In its judgment, however, the Court concluded that Australia's behaviour could not be assessed without first entering into the question of why Indonesia could not lawfully have concluded the 1989 Treaty, while Portugal allegedly could have done so. The Court was of the opinion that the very subject-matter of the decision would necessarily be a determination of whether Indonesia could or could not have acquired the power to conclude treaties on behalf of East Timor relating to the resources of its continental shelf. Such a determination, however, could not be made without the consent of Indonesia.

The Court also rejected Portugal's additional argument that the rights which Australia had allegedly breached were rights erga omnes and as such permitted Portugal to sue Australia individually, regardless of whether or not another State had conducted itself in a similarly unlawful manner. The Court fully shared the assertion of Portugal that the right of peoples to self-determination had an erga omnes character. Nevertheless, the Court considered that the erga omnes character of a norm and the principle of consent to the Court's jurisdiction were two different things. Whatever the nature of the obligations invoked, the Court could not rule on the lawfulness of the conduct of a State when its judgment would imply an evaluation of the lawfulness of the conduct of another State not a party to the case.

The Court likewise dismissed the argument of Portugal that the United Nations resolutions concerning the status of Portugal as administering Power were imposing upon all States an obligation not to recognize any authority of Indonesia over East Timor. The Court found that without prejudice to the question of the binding or non-binding nature of these resolutions such an obligation could not be inferred from those resolutions. Therefore, the Court would have necessarily to rule upon the lawfulness of Indonesia's conduct as a prerequisite for deciding Portugal's contention that Australia violated its obligation to respect Portugal's status as administering Power and East Timor's status as a non-self governing territory and the right of 7its people to self-determination and to permanent sovereignty of its natural resources.
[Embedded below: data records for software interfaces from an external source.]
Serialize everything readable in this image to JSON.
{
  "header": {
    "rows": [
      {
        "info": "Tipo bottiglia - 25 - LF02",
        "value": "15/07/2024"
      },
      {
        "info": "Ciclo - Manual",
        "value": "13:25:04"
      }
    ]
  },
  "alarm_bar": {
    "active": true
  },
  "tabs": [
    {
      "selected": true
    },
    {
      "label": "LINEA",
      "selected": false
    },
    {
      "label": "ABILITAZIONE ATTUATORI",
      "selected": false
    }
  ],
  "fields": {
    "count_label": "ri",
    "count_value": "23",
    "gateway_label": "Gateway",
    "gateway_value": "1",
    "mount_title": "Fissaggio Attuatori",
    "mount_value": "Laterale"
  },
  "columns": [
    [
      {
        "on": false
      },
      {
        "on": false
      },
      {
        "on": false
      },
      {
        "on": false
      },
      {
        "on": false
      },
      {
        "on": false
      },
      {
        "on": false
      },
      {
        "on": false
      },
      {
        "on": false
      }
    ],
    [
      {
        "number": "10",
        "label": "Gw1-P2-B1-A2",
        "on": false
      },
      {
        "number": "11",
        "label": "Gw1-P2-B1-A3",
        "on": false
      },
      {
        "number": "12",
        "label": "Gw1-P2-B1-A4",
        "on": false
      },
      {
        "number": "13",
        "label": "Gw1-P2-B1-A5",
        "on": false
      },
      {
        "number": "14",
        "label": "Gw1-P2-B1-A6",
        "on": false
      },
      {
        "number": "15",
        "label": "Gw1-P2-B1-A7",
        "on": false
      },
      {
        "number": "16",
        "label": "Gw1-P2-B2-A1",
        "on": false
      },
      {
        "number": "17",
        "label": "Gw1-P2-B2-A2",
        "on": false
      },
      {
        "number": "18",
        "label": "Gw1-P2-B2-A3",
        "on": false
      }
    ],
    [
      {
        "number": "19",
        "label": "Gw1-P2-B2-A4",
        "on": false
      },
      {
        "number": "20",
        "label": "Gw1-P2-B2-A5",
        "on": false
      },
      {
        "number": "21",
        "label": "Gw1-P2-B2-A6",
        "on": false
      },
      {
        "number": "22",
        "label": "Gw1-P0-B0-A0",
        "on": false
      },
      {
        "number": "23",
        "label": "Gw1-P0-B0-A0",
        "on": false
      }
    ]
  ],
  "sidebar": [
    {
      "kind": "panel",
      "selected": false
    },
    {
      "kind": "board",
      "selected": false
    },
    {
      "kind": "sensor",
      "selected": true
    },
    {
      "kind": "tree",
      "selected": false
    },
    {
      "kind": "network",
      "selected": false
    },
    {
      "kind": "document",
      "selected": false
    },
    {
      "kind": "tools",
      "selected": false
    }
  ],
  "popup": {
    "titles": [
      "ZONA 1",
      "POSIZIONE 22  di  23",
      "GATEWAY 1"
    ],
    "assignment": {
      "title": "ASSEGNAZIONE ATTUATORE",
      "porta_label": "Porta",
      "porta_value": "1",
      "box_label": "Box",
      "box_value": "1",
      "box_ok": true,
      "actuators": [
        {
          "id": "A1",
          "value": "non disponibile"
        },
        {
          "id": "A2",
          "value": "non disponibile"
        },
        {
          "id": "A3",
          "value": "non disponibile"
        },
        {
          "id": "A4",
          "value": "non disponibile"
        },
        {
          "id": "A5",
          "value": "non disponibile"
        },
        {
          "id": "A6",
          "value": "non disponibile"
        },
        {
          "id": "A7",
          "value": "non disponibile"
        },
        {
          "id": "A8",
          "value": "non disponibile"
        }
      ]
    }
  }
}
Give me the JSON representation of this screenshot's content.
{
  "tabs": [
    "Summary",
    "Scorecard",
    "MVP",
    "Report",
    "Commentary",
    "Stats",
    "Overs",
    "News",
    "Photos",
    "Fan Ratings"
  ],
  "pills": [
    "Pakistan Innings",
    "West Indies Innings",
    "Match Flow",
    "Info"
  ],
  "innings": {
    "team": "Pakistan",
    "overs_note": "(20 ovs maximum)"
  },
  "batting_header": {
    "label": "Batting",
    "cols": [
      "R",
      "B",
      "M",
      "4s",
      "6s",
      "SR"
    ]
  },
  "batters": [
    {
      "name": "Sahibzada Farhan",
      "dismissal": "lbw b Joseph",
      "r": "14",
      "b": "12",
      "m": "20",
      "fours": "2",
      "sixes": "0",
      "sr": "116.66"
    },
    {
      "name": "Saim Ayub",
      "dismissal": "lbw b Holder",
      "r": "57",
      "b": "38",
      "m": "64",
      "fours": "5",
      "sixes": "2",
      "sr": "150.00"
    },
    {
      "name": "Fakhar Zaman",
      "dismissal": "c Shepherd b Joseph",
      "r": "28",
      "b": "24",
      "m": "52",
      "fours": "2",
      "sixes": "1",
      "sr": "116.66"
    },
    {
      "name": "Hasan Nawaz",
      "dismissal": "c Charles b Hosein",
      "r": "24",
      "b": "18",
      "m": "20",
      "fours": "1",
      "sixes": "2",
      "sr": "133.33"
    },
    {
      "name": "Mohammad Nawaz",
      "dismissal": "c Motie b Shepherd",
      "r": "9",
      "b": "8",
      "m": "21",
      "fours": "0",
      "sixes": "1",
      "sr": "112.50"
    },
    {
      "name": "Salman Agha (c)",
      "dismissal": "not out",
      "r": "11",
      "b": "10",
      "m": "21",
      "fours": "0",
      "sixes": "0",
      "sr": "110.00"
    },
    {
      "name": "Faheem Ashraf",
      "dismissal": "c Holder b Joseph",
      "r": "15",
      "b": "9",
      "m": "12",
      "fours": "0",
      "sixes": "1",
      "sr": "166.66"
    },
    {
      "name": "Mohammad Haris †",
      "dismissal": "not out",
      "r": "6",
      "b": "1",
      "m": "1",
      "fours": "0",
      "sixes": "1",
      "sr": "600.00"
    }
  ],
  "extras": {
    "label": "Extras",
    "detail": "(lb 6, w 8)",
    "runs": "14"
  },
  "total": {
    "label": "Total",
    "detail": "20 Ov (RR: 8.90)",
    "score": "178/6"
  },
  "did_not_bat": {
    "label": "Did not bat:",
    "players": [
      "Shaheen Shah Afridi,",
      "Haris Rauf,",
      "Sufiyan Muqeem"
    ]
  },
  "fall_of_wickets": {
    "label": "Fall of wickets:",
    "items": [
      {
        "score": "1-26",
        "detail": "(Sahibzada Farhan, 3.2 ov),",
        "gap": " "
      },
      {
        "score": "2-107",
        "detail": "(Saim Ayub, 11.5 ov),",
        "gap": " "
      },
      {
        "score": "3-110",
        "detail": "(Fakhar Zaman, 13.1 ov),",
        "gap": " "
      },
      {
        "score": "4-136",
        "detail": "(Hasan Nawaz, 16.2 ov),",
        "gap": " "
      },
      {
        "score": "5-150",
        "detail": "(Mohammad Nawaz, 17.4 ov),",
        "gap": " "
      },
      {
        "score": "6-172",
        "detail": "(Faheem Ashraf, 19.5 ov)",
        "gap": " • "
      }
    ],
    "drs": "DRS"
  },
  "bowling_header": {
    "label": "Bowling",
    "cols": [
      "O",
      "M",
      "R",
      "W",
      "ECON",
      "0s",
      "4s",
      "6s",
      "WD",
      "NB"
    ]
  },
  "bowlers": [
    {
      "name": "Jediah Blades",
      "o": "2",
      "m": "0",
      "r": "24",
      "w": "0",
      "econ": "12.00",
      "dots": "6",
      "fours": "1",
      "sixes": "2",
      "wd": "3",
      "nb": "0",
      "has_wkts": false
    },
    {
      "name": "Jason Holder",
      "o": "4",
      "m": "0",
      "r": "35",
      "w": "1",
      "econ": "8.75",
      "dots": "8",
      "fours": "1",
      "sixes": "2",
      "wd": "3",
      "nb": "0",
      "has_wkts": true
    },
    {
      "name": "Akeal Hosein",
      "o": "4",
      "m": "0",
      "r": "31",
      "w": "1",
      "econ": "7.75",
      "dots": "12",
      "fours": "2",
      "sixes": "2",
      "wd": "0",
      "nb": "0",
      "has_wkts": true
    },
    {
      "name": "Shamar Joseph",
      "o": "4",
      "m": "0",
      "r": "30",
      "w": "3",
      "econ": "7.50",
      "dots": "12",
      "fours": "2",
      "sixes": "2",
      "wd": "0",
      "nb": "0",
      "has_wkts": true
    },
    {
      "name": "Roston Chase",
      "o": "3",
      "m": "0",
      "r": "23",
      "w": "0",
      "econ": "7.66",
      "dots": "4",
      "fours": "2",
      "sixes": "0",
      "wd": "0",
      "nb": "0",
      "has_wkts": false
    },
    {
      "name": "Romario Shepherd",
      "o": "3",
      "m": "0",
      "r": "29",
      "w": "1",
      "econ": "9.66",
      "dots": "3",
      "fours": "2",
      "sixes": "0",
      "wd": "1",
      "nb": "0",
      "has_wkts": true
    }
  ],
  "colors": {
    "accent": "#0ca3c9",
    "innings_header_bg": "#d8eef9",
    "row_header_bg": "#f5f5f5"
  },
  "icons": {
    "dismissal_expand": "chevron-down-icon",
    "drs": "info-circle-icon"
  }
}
Thus, the rights and obligations of Indonesia would constitute the very subject-matter of the case and could only be judged with the consent of Indonesia. Since this consent was lacking, the Court had to dismiss the case, despite the importance of the questions raised.